Clashes break out near German far-right conference

Police and protesters in Essen
Police say 'several' arrests have been made in the city of Essen [Reuters]

Police and protesters have clashed outside the annual conference of the far-right Alternative for Germany (AfD) party.

Tens of thousands of people opposed to the AfD gathered in the city of Essen, local media reported, with police drafted in from around the country in a bid to prevent disorder.

Local police said two officers were "kicked in the head", seriously injured and taken to hospital during the violence, which began in the early hours of Saturday morning before the official demonstration had started.

The AfD's conference comes weeks after it shocked Germany's political establishment by coming second in European elections, winning 16% of all votes and beating the ruling centre-left party.

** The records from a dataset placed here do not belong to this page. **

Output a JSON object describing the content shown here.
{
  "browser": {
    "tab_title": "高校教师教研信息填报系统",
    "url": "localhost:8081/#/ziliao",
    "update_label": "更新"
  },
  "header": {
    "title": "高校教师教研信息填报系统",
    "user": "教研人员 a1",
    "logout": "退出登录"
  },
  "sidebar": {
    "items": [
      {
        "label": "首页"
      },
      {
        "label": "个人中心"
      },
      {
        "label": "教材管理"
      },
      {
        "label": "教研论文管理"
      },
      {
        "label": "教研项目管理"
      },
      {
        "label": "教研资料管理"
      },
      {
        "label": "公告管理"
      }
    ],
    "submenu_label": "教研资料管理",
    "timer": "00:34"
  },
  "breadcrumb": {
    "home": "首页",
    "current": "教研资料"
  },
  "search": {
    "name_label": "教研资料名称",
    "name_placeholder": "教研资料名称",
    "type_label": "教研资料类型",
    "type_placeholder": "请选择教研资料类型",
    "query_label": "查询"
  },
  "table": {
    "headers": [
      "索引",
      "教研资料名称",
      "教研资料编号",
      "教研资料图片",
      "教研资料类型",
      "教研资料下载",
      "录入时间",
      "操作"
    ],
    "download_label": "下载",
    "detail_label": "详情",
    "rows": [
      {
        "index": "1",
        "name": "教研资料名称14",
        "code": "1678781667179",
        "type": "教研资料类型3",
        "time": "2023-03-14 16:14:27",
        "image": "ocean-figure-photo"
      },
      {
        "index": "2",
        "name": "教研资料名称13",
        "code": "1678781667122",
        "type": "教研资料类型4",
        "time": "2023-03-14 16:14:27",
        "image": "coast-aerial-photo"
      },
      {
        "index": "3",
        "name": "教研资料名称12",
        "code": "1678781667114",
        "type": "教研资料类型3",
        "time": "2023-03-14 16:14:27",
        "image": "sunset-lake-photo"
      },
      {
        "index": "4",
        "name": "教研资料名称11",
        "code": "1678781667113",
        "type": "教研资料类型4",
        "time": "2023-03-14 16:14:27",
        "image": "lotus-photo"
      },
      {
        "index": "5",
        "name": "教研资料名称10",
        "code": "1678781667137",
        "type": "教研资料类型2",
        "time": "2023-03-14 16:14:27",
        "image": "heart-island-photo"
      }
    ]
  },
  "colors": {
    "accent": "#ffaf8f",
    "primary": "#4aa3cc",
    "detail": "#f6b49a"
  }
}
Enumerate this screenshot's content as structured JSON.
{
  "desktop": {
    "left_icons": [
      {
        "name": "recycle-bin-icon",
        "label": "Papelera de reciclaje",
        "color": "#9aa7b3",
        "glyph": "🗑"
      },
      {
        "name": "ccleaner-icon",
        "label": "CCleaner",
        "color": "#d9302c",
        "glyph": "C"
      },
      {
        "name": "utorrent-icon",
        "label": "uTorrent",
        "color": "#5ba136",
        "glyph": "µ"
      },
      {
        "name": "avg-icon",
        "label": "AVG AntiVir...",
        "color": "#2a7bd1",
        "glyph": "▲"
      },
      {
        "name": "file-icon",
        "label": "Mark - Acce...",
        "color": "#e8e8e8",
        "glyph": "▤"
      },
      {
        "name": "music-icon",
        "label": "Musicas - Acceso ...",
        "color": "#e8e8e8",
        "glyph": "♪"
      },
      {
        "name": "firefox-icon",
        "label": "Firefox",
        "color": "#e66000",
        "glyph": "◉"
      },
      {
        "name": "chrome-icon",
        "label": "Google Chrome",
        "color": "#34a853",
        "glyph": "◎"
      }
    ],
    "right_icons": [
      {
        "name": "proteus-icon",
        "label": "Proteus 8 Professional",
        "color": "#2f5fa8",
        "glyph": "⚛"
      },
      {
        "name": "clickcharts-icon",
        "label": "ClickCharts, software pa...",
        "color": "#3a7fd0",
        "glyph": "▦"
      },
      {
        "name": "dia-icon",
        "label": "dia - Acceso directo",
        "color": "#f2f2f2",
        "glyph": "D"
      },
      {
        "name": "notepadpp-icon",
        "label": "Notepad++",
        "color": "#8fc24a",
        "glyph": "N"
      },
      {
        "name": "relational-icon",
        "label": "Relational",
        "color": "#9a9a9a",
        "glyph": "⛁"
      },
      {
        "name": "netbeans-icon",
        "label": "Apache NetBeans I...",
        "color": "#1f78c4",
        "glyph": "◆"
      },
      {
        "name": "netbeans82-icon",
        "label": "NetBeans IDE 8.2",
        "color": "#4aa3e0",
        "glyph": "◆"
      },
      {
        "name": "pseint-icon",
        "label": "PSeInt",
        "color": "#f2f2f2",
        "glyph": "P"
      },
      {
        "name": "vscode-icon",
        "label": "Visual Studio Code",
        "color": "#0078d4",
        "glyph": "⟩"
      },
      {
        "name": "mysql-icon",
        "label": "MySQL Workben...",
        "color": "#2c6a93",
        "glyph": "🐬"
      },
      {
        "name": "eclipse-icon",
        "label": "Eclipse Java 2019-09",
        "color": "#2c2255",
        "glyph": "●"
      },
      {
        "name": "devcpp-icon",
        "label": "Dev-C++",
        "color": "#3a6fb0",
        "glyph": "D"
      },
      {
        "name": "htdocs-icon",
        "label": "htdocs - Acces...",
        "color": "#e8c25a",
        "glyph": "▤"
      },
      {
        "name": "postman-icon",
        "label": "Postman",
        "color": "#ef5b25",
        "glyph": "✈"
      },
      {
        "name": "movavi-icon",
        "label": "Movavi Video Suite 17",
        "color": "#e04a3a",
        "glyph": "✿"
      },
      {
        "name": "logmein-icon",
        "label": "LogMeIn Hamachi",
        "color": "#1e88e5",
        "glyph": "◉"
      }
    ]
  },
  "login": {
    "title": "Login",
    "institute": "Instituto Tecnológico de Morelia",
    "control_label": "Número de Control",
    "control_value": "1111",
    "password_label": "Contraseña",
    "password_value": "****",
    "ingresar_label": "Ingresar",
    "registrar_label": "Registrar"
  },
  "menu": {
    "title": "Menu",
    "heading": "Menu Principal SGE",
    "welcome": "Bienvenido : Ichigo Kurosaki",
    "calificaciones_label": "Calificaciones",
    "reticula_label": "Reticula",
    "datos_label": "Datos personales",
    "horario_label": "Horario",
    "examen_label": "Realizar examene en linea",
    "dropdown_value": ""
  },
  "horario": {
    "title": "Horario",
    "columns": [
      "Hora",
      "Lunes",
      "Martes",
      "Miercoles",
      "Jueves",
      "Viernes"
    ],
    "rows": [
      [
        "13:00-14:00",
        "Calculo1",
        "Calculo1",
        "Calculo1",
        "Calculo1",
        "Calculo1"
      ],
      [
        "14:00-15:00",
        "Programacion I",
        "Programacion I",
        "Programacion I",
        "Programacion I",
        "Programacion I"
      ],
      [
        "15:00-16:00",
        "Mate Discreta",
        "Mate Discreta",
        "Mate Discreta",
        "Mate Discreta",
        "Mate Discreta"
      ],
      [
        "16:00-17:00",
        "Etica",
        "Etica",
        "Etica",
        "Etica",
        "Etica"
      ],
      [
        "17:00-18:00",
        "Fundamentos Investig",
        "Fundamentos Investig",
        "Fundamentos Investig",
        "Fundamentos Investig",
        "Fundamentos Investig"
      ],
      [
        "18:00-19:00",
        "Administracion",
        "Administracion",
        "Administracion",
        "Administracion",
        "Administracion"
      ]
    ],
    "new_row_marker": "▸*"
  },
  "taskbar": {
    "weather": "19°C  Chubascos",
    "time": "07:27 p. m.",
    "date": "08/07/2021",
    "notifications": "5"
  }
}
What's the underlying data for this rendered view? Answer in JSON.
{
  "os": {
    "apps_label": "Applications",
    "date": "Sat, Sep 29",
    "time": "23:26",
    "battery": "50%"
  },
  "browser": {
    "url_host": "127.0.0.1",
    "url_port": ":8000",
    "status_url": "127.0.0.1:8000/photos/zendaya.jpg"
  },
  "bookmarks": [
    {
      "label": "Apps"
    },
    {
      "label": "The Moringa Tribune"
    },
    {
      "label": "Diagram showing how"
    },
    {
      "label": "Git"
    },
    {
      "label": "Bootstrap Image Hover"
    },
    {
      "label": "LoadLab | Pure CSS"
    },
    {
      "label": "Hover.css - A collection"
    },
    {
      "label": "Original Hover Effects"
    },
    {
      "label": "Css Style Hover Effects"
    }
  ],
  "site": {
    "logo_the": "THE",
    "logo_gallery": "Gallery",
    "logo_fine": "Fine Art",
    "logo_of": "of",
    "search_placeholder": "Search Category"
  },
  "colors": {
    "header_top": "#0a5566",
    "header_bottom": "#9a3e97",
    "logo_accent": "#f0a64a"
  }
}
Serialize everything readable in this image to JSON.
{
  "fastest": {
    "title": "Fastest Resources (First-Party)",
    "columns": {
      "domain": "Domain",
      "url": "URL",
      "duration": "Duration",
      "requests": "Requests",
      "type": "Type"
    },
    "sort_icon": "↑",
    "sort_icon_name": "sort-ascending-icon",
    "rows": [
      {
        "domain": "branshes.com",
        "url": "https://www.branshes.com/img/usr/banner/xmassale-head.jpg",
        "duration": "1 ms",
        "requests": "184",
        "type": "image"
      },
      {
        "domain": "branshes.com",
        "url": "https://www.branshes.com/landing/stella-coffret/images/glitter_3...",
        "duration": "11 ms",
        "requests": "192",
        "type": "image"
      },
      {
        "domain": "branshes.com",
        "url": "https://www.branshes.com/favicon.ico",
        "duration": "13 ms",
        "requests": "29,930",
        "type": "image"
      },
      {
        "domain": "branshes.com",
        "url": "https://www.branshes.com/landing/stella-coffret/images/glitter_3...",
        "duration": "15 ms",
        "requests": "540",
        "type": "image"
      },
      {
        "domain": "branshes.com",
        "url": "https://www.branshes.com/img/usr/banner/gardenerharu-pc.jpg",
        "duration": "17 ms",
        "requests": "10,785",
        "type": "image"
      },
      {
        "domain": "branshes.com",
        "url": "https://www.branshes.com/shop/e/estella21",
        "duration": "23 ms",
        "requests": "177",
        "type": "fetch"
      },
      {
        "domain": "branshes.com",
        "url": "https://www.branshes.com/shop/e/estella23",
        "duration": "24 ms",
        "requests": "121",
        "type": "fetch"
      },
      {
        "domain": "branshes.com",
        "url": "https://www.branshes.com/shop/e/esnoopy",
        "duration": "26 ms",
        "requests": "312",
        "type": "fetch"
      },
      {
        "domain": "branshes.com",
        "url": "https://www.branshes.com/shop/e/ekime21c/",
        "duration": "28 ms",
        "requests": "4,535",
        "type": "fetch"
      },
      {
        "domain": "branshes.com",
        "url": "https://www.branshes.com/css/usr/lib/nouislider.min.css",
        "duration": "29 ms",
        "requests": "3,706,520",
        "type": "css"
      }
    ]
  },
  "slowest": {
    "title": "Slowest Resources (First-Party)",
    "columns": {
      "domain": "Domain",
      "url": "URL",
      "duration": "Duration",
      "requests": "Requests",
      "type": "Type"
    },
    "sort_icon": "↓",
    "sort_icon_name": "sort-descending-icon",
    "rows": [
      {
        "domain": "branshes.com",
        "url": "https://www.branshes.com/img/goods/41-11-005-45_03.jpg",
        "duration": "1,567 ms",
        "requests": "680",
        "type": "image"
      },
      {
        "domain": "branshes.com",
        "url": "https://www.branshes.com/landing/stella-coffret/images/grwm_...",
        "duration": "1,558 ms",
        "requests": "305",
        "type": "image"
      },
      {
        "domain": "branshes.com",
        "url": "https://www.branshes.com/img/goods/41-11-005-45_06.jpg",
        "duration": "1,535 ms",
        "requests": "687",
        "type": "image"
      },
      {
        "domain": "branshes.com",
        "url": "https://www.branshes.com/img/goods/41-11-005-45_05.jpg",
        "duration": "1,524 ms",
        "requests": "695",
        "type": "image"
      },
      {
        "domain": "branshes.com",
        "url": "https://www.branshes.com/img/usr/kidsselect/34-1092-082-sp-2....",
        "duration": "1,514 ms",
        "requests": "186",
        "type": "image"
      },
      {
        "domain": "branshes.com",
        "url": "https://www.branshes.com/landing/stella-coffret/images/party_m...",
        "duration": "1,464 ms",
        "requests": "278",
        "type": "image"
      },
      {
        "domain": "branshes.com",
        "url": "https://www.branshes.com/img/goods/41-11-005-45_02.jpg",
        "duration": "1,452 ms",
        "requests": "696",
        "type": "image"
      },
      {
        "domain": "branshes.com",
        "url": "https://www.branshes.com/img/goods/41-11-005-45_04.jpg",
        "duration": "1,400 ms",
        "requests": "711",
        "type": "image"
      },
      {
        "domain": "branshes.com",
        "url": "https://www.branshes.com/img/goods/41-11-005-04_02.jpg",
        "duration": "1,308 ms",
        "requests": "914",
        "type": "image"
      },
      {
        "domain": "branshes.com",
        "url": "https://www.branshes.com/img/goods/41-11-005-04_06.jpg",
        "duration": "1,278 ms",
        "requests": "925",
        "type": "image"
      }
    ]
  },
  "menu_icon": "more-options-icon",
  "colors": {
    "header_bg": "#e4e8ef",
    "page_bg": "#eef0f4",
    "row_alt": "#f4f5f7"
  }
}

Police and protesters in Essen
Batons and tear gas were used to control crowds outside the venue [EPA]

Disorder broke out at dawn on Saturday when a group of protesters attempted to reach the Grugahalle music venue where the meeting was due to be held.

Delegates were seen being ushered towards the venue by riot police after some protesters attempted to prevent the conference from beginning by blocking the road.

Police in Essen said two of its riot officers were seriously injured.

"The officers were kicked while they were still lying on the ground," the force said.

"[They] had to be taken to hospital. [We] are currently evaluating video recordings to identify the perpetrators."

The force said a further seven officers suffered minor injuries.

Police said they had used batons and tear gas to control crowds and had made "several" arrests as of midday.

As many as 100,000 people were expected to take part in the demonstrations over the weekend, German broadcaster Deutsche Welle reported.

Protesters in Essen
It was the first annual meeting since AfD secured 15 seats in the European Parliament [Reuters]

The two-day AfD event was set to involve around 600 delegates and began as planned at mid-morning on Saturday.

The party's co-president Alice Weidel opened the meeting by telling delegates: "We are here and we will stay." She was re-elected as co-leader alongside Tino Chrupalla.

Counter-demonstrators marched through Essen on Friday, the eve of the conference, and more demonstrations are expected on Sunday.

Authorities in Essen had attempted to block the AfD from meeting in the city but a court ruled the party should be allowed to.

Police and protesters in Essen
Over the weekend, as many as 100,000 people are expected to take part in the demonstrations [Reuters]

The AfD, which primarily draws its support from regions in eastern Germany, came fourth in the European Union parliamentary elections in North-Rhine Westphalia, the state where Essen is located.

However, it performed ahead of expectations nationally despite a scandal-hit campaign, which included its lead candidate downplaying the crimes of the Nazis during World War Two.

AfD candidates secured 15 of Germany's 96 seats in the parliament, coming second only to the country's largest opposition party, the centre-right CDU/CSU. Chancellor Olaf Scholz's centre-left SPD came third.